Article Text

other Versions

PDF
Respiratory health effects of ultrafine and fine particle exposure in cyclists
  1. Maciej Strak (m.m.strak{at}uu.nl)
  1. Institute for Risk Assessment Sciences (IRAS), Netherlands
    1. Hanna Boogaard (j.m.c.boogaard{at}uu.nl)
    1. Institute for Risk Assessment Sciences (IRAS), Netherlands
      1. Kees Meliefste (c.meliefste{at}uu.nl)
      1. Institute for Risk Assessment Sciences (IRAS), Netherlands
        1. Marieke Oldenwening (m.oldenwening{at}uu.nl)
        1. Institute for Risk Assessment Sciences (IRAS), Netherlands
          1. Moniek Zuurbier (m.zuurbier{at}uu.nl)
          1. Institute for Risk Assessment Sciences (IRAS), Netherlands
            1. Bert Brunekreef (b.brunekreef{at}uu.nl)
            1. Institute for Risk Assessment Sciences (IRAS), Netherlands
              1. Gerard Hoek (g.hoek{at}uu.nl)
              1. Institute for Risk Assessment Sciences (IRAS), Netherlands

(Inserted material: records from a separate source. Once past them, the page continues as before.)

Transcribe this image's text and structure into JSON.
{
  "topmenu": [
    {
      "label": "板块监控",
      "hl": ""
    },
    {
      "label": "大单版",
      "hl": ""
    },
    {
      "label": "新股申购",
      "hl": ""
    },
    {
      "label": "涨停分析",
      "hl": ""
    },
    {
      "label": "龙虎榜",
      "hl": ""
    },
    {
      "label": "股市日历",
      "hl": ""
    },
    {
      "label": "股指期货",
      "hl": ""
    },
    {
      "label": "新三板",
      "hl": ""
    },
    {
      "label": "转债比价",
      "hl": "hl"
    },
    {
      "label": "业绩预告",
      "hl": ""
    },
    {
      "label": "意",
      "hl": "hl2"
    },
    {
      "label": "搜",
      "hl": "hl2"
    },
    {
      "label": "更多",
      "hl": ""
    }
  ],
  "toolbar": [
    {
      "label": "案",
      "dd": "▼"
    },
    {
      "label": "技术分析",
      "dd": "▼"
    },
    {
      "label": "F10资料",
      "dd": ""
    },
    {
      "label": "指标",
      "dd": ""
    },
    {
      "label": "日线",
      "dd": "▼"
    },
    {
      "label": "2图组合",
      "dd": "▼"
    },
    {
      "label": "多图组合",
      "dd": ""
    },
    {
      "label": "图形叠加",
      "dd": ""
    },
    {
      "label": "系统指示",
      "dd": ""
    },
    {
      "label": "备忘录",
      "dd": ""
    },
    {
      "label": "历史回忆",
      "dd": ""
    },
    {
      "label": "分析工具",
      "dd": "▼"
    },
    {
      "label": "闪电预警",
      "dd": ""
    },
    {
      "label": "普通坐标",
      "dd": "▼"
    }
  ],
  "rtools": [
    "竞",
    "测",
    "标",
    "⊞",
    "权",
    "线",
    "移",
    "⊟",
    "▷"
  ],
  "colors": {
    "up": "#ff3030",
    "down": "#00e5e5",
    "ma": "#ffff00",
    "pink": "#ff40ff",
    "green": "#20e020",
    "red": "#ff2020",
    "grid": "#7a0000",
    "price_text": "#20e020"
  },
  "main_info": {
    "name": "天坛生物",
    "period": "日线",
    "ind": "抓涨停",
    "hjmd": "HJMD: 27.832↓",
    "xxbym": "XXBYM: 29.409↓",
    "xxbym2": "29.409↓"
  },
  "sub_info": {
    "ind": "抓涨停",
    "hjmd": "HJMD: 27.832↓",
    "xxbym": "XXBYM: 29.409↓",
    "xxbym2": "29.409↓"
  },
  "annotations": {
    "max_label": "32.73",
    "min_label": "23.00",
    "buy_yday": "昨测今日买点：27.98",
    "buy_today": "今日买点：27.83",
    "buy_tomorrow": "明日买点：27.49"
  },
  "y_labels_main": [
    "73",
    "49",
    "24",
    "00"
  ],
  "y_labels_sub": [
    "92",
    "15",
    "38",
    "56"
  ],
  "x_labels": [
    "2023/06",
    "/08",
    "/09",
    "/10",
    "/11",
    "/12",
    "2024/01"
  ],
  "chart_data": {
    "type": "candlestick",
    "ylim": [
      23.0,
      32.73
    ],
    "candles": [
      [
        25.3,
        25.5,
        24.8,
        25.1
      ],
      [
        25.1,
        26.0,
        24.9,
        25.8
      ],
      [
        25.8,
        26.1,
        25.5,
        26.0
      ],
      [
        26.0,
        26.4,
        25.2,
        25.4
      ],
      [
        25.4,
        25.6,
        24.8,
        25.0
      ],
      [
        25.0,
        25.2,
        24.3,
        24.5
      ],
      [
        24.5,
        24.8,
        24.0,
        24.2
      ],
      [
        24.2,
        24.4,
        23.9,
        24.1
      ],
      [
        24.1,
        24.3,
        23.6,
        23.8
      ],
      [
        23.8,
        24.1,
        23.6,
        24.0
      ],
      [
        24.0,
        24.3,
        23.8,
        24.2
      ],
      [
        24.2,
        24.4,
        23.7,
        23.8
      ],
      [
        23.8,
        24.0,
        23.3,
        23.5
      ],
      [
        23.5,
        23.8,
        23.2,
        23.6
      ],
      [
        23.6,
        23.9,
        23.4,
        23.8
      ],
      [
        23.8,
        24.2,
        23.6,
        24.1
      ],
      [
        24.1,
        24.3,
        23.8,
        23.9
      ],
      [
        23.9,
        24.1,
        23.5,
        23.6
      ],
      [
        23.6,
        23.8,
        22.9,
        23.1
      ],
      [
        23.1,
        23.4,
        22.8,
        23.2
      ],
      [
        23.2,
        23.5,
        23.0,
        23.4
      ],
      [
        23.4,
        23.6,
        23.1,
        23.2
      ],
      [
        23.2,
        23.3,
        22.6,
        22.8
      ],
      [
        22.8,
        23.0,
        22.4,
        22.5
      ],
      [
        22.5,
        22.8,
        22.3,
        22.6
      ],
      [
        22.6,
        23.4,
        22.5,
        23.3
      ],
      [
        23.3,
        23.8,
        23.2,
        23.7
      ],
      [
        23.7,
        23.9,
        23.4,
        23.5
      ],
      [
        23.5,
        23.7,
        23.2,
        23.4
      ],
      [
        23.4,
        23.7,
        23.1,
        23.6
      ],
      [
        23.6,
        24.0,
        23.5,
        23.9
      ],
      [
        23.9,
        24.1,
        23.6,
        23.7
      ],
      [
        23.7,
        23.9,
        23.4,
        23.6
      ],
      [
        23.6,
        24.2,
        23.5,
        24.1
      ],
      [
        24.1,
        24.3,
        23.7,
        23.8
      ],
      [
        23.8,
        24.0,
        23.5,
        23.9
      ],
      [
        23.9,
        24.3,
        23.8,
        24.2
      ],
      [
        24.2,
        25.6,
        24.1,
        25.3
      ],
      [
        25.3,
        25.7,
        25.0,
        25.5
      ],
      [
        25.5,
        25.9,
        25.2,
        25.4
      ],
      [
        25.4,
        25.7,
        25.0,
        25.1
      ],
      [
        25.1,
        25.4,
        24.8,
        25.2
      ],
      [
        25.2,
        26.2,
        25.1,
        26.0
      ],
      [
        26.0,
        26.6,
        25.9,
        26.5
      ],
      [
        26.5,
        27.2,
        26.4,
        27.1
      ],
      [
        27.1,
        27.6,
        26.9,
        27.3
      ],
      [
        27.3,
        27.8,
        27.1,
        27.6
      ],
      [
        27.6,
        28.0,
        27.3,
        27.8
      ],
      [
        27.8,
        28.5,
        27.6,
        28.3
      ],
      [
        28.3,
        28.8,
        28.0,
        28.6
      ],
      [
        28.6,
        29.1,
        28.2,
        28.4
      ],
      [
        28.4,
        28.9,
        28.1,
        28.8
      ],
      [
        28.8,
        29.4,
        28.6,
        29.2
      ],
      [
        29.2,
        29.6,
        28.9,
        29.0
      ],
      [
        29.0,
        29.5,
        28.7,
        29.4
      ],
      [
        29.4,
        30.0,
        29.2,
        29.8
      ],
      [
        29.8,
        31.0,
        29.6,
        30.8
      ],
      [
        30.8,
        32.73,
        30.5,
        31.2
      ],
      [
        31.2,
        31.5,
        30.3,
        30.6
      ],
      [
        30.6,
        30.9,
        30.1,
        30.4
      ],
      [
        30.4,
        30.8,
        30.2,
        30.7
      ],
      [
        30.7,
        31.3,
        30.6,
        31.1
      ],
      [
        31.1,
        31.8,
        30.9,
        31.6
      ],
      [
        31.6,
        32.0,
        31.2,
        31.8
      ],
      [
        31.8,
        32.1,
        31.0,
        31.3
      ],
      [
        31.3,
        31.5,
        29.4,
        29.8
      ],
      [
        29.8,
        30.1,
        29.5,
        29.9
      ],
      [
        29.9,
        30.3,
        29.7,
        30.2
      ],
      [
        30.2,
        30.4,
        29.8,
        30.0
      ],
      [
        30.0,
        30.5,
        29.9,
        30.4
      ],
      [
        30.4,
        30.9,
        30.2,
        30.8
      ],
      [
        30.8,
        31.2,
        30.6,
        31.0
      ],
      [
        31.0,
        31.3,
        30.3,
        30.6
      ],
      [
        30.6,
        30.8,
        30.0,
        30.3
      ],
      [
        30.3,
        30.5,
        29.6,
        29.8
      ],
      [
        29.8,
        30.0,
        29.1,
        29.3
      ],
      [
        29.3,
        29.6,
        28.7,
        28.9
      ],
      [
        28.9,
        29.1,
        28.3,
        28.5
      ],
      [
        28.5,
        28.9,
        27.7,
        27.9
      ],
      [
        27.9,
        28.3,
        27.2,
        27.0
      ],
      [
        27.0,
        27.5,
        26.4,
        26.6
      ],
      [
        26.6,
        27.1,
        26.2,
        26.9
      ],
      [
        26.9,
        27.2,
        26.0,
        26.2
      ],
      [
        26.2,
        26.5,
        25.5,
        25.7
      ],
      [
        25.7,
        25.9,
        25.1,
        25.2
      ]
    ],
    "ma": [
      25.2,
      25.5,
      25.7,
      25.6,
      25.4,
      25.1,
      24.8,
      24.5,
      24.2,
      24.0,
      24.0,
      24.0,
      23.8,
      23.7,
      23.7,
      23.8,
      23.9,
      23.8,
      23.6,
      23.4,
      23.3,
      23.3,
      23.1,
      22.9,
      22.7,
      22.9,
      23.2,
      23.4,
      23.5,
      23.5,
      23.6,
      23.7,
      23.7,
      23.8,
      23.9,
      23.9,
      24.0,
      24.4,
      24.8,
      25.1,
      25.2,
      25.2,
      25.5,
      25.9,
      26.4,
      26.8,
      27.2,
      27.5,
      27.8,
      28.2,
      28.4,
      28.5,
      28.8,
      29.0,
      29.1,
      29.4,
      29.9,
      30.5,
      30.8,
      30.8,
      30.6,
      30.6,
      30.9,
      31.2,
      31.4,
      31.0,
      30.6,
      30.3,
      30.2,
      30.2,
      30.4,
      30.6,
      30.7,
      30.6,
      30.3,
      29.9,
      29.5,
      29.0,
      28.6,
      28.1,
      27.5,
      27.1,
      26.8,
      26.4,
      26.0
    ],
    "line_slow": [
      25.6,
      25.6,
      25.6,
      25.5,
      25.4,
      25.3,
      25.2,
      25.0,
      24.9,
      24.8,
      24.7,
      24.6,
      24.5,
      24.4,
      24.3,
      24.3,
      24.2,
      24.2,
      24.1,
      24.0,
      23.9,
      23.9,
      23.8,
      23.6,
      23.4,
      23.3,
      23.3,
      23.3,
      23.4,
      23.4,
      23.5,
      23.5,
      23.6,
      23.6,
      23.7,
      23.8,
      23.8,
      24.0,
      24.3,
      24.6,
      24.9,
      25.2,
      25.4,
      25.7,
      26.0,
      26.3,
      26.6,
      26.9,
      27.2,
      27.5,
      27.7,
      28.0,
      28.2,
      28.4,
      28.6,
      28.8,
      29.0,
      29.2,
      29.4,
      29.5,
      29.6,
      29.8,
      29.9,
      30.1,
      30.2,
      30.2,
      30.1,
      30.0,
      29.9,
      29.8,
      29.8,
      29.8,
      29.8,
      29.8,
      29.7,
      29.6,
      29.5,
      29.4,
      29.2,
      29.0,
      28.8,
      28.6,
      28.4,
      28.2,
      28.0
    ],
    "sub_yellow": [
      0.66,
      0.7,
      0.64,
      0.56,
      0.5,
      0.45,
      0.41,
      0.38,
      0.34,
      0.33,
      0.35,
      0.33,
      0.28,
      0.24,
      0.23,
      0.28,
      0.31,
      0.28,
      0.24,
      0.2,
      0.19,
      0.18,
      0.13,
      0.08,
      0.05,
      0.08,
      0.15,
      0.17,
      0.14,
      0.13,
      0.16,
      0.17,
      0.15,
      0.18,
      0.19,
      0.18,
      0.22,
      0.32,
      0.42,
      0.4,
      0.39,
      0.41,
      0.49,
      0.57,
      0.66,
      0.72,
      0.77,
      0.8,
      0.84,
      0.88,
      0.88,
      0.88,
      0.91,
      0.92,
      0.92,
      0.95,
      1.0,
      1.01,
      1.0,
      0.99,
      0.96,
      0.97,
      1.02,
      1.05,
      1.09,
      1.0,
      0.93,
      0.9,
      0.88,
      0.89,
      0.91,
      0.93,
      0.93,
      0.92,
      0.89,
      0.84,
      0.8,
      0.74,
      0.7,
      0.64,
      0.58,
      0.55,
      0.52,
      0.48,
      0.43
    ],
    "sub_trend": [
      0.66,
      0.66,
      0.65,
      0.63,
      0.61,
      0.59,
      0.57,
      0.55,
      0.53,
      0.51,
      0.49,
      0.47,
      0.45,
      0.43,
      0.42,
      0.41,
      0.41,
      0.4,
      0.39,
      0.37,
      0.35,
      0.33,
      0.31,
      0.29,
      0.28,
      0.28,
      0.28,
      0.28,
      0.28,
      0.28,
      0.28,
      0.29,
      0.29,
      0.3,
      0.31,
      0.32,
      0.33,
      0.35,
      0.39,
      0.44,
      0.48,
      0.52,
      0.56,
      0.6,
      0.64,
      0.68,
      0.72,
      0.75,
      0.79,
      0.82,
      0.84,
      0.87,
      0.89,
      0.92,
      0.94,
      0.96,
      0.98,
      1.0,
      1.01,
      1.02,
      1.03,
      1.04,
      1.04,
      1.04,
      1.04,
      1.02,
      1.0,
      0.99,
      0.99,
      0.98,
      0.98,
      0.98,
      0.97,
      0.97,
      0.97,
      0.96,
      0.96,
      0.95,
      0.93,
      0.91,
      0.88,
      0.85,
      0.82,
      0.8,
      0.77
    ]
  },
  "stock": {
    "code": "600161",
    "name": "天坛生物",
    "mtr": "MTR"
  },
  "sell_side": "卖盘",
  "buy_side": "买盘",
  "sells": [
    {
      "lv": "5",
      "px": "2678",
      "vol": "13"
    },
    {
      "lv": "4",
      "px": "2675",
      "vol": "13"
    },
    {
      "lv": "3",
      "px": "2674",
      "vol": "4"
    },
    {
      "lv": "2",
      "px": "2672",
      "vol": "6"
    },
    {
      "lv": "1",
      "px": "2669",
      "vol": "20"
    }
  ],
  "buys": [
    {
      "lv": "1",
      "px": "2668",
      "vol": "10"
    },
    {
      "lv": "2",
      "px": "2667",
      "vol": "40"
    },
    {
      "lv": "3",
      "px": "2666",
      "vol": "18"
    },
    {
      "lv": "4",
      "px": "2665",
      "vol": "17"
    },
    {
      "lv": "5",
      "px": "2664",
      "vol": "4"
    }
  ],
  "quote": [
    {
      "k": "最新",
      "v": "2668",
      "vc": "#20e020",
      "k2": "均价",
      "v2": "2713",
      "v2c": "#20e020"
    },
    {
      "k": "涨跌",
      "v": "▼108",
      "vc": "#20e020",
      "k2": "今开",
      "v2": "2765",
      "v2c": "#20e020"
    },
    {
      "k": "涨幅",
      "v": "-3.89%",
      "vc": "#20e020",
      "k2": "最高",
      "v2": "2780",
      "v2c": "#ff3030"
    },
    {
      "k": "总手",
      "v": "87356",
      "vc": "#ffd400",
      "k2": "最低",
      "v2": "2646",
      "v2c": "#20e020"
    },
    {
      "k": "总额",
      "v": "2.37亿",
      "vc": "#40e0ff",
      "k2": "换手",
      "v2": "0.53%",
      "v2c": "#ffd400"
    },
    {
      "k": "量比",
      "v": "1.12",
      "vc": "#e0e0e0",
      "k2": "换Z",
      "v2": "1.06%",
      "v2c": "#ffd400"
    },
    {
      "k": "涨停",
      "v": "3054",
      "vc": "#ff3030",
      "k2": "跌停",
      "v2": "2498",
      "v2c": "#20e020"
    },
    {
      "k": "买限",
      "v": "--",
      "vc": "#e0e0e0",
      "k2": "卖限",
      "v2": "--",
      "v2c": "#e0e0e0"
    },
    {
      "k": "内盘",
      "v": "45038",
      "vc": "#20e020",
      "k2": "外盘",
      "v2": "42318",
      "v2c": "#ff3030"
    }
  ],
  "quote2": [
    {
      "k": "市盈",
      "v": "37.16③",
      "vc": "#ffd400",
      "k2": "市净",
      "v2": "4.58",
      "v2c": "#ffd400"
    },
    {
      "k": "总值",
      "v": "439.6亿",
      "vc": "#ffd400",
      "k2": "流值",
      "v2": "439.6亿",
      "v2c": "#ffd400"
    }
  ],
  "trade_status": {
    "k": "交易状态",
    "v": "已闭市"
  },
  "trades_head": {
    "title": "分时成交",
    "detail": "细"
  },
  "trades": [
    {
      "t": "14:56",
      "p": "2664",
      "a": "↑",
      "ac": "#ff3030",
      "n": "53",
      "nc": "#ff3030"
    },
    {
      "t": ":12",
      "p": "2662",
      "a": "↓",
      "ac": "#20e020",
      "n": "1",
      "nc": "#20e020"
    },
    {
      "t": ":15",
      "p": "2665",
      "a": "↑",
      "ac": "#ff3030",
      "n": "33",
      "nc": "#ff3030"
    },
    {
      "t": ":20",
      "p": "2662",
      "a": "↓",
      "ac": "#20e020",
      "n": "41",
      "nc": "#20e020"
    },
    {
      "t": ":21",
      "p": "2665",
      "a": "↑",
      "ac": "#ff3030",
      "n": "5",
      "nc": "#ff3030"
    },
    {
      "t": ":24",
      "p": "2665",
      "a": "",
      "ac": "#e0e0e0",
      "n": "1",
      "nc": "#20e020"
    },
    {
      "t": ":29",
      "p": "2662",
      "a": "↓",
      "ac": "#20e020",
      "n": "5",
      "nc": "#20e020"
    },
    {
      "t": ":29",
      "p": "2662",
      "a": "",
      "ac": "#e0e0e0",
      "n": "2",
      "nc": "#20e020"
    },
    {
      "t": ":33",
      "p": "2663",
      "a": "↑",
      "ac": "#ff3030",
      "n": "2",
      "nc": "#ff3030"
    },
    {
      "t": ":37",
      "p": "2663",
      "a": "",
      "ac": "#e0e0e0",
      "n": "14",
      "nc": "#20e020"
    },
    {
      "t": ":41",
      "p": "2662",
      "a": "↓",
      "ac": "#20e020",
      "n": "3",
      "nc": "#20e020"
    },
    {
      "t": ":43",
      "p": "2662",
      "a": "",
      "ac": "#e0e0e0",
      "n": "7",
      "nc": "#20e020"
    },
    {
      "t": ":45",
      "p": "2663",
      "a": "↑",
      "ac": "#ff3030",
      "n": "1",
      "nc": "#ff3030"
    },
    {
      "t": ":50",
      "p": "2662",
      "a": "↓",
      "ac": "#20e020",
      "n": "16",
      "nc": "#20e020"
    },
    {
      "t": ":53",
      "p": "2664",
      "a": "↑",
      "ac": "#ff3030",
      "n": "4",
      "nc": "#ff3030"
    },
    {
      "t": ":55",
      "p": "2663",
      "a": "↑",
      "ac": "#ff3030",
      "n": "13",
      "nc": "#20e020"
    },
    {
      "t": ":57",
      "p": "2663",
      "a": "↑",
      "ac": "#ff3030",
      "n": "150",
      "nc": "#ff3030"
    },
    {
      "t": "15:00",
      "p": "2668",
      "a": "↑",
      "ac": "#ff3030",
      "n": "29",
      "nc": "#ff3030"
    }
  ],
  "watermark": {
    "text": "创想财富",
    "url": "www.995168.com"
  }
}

                Abstract

                Objectives: Monitoring studies have shown that commuters are exposed to high air pollution concentrations, but there is limited evidence of health effects related to these short exposures. We performed a study to investigate acute respiratory health effects of air pollution related to commuting by bicycle.

                Methods: Twelve healthy adults cycled a low and a high traffic intensity route during morning rush hour in Utrecht, The Netherlands. Exposure to traffic-related air pollution was characterized by measurements of PM10, soot and particle number. Before, directly after and six hours after cycling we measured lung function (FEV1, FVC, PEF), exhaled NO (FENO), and respiratory symptoms. The association between post minus pre-exposure difference in health effects and exposure during cycling was evaluated with linear regression models.

                Results: The average particle number concentration was 59% higher, while the average soot concentration was 39% higher on the high-traffic route than on the low-traffic route. There was no difference for PM10. Contrary to our hypothesis, associations between air pollution during cycling and lung function changes immediately after cycling were mostly positive. Six hours after cycling, associations between air pollution exposure and health were mostly negative for lung function changes and positive for changes in exhaled NO, though non-significant.

                Conclusions: We found a substantial contrast in ultrafine particle number and soot exposure between two urban cycling routes. Exposure to ultrafine particles and soot during cycling was weakly associated with an increase in exhaled NO, indicative of airway inflammation, and decrements in lung function six hours after exposure. A limitation of the study was a relatively small sample size.

                Statistics from Altmetric.com

                Request permissions

                If you wish to reuse any or all of this article please use the link below which will take you to the Copyright Clearance Center’s RightsLink service. You will be able to get a quick price and instant permission to reuse the content in many different ways.

                Linked Articles